Task prompt => Print the listing below exactly, minus its pictures.

[[ Material provided open ]]

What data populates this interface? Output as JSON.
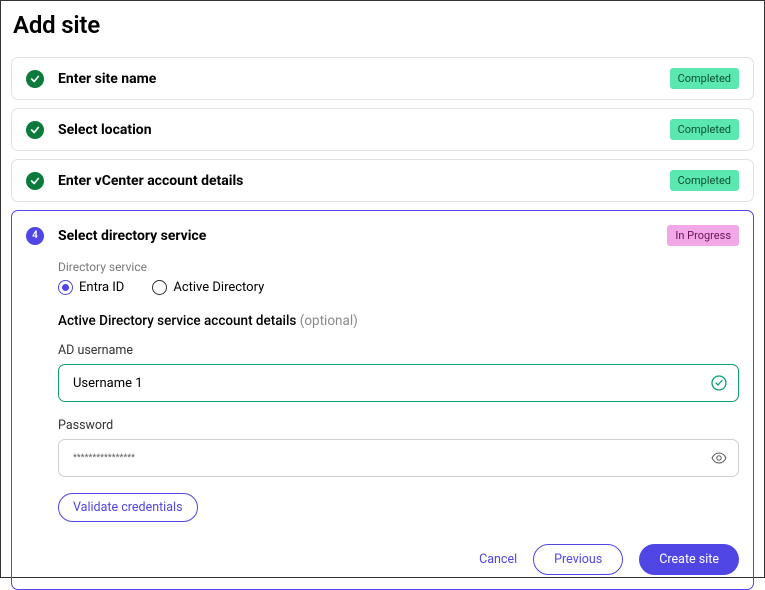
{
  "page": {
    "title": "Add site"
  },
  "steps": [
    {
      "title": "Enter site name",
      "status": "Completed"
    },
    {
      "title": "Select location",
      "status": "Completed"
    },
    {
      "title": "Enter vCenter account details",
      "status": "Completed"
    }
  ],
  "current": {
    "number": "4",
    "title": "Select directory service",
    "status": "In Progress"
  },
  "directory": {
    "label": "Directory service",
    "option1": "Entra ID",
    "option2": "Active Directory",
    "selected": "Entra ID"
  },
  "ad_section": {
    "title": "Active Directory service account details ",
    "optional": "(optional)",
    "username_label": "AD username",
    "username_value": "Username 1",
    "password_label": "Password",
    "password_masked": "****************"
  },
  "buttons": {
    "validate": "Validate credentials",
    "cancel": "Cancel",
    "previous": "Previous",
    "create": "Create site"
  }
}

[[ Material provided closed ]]

Solution to the problem =>
What data populates this interface? Output as JSON.
{
  "page": {
    "title": "Add site"
  },
  "steps": [
    {
      "title": "Enter site name",
      "status": "Completed"
    },
    {
      "title": "Select location",
      "status": "Completed"
    },
    {
      "title": "Enter vCenter account details",
      "status": "Completed"
    }
  ],
  "current": {
    "number": "4",
    "title": "Select directory service",
    "status": "In Progress"
  },
  "directory": {
    "label": "Directory service",
    "option1": "Entra ID",
    "option2": "Active Directory",
    "selected": "Entra ID"
  },
  "ad_section": {
    "title": "Active Directory service account details ",
    "optional": "(optional)",
    "username_label": "AD username",
    "username_value": "Username 1",
    "password_label": "Password",
    "password_masked": "****************"
  },
  "buttons": {
    "validate": "Validate credentials",
    "cancel": "Cancel",
    "previous": "Previous",
    "create": "Create site"
  }
}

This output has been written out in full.